In 2019, Cibus launched its Falco seed brand, offering North American canola growers four new canola varieties. Sissons says the brand was able to help the company demonstrate its germplasm to potential licensees and show them the value of its traits. The sale of its Canadian canola breeding assets to FBN is the next step in that refocus, he says.

As part of the deal, Cibus has provided FBN with a license to its canola pod shatter reduction trait upon commercialization.

“We see value in different business models. From my standpoint, it’s really about providing farmers with the choice to purchase traits the way they want to in the seed brands they want to, and, and as an independent trait developer, Cibus is able to help farmers accomplish that,” Sissons says.

As part of its purchase by FBN, the entire Haplotech team will become FBN Canada employees. In addition to its Winnipeg headquarters, Haplotech also has field capacity elsewhere in Western Canada and in Chile.

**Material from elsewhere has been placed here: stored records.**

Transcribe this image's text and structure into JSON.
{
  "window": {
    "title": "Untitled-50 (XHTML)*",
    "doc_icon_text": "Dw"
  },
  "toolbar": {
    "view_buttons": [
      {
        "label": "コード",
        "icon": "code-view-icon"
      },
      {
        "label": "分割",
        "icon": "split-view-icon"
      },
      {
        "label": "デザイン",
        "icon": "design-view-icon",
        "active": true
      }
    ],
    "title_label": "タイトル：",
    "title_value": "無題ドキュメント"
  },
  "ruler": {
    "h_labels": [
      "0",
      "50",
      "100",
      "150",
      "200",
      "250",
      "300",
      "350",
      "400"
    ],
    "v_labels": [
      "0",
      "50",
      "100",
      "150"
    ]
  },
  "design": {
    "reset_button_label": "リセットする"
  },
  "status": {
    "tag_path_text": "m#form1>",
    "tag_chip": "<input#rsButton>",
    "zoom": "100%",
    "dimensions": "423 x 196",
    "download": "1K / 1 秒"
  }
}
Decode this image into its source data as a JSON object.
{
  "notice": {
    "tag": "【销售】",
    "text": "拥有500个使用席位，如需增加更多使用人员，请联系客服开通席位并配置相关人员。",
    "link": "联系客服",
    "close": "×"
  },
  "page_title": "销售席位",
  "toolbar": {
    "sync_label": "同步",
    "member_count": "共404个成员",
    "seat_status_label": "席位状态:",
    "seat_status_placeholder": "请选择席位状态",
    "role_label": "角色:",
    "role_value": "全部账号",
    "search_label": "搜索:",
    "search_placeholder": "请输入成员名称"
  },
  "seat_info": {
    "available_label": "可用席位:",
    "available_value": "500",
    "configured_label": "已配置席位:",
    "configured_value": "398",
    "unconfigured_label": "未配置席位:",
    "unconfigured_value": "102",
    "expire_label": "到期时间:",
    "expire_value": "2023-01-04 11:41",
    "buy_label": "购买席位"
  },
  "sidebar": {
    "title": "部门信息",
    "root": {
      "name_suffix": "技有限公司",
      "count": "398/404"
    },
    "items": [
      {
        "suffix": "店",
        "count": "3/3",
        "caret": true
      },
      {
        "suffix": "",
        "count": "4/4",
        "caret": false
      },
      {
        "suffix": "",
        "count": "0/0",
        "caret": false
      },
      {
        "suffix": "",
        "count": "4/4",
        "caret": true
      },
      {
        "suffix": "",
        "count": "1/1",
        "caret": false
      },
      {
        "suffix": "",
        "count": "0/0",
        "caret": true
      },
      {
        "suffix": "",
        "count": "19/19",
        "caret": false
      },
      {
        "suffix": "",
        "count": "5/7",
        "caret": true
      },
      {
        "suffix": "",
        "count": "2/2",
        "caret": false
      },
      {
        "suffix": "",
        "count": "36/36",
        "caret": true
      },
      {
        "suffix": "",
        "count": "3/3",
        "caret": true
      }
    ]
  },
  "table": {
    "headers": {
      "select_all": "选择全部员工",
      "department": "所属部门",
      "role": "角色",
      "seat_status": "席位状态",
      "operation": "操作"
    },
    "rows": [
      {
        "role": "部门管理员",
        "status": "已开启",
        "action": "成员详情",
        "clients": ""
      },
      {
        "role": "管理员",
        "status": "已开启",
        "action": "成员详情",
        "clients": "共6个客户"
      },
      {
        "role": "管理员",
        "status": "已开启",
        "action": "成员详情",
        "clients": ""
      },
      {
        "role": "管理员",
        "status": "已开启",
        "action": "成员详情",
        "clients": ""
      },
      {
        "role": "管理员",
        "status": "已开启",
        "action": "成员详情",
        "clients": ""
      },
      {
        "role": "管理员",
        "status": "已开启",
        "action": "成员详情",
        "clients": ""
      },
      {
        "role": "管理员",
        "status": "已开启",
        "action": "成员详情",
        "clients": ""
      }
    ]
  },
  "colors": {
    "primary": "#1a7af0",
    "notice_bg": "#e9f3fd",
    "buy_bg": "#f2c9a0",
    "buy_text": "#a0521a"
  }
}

Haplotech founder and president Rale Gjuric will lead FBN Canada’s seed R&D team. Gjuric previously served as the director of the Plant Breeding Academy at the University of California, Davis.

“For too long, canola farmers have been subject to industry consolidation, leaving them with fewer price choices,” Gjuric said in a statement. “We’re excited to join FBN Canada and provide a path to commercialize canola seed and bring Canadian farmers true market competition for their business.”

The acquisitions also highlight the innovative agricultural research being conducted in Winnipeg, Dyer says. Canola was first developed at the University of Manitoba in the 1970s.